Clark walked through the front door and was waved through the detectors with a toothy smile from Jack, the front desk guard. Gossip was running slow at LexCorp, and Clark wondered if the news had even made it out of the penthouse. Lex had, though. Clark had been sure Lex would pull some kind of stunt, play hooky from work and come out of the bathroom while Clark was dumping his underwear drawer into a duffle bag. But the penthouse was empty. Clark had checked even before he unlocked the front door.
He wandered the rooms a little aimlessly, picking up only what caught his eye. He filled his boxes with books and CDs from the office and living room, saving his clothes - and the bedroom - for last. He could still hear the shouting in that room. Grabbing a brownie from the plate in the kitchen, Clark headed to the bathroom for the toothbrush he had left there the night before. It was in the quiet, echoing space that his ears finally picked up the buzzing that he had almost trained himself not to hear. Clark swallowed his mouthful of brownie, offering a sad wave in the direction of the closest surveillance camera. Lex was there after all, just waiting for Clark to find him.
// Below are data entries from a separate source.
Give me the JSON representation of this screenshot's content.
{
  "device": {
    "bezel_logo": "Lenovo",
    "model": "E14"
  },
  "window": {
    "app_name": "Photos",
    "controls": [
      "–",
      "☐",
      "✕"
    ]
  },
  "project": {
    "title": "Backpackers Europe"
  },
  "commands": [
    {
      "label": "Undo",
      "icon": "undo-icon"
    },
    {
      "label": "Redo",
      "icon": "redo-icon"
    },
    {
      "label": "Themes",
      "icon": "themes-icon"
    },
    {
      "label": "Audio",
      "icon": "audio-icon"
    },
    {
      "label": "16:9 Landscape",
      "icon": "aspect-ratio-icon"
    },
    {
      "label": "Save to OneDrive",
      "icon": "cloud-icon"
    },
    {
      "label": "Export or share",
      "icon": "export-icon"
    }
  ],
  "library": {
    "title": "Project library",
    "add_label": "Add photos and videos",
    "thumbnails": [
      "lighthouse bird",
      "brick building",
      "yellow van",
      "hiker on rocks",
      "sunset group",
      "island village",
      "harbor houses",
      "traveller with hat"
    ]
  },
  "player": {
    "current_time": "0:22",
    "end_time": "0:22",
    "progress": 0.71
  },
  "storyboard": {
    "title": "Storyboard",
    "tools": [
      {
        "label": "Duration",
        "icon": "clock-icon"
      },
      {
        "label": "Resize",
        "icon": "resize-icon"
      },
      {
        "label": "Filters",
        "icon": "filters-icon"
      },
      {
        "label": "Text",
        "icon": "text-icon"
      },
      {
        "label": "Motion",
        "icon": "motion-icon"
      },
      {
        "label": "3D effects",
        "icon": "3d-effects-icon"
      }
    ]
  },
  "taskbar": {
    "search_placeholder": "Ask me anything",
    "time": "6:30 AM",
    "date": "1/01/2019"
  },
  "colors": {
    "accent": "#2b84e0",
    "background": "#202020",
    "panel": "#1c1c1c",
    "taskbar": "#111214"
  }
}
His stuff was all over the penthouse. Clark's books never had found a place in Lex's library, living on a tiny bookshelf in his office instead. His CDs were rarely out of the player long enough to find their space in Lex's alphabetical collection. But Clark had stood his ground in the bedroom, and demanded half of Lex's closet.
Lost among Lex's freshly laundered shirts, he was regretting that now. And he couldn't remember whether there was a camera in here, which was bugging him, considering how many times they had fucked up against the Paul Smith suits.
Clark grabbed two of his own suits and enough shirts to last a week, and left everything printed with plaid. He'd have Lex, and Lex would have someone else, pack up and courier the rest. His boxes and bags stacked at the front door were depressing to look at, so Clark went back to the kitchen for another brownie. There was no milk in the fridge to go with it.
He stood in the middle of the kitchen. He thought about writing a note. He thought about leaving a message on the machine, something he knew Lex would play over and over, like he would the videotape. Clark even thought about staying - Lex would be home in an hour, maybe two - but that wasn't the purpose of all this.
He wasn't at the point yet where he would start thinking he was making a mistake. Leaving, Clark told himself, was why he had come.
So, he wrote a note on a little piece of paper, and stuck it to the fridge with a cartoon corncob magnet. "Buy Milk." He hoped Lex would see it.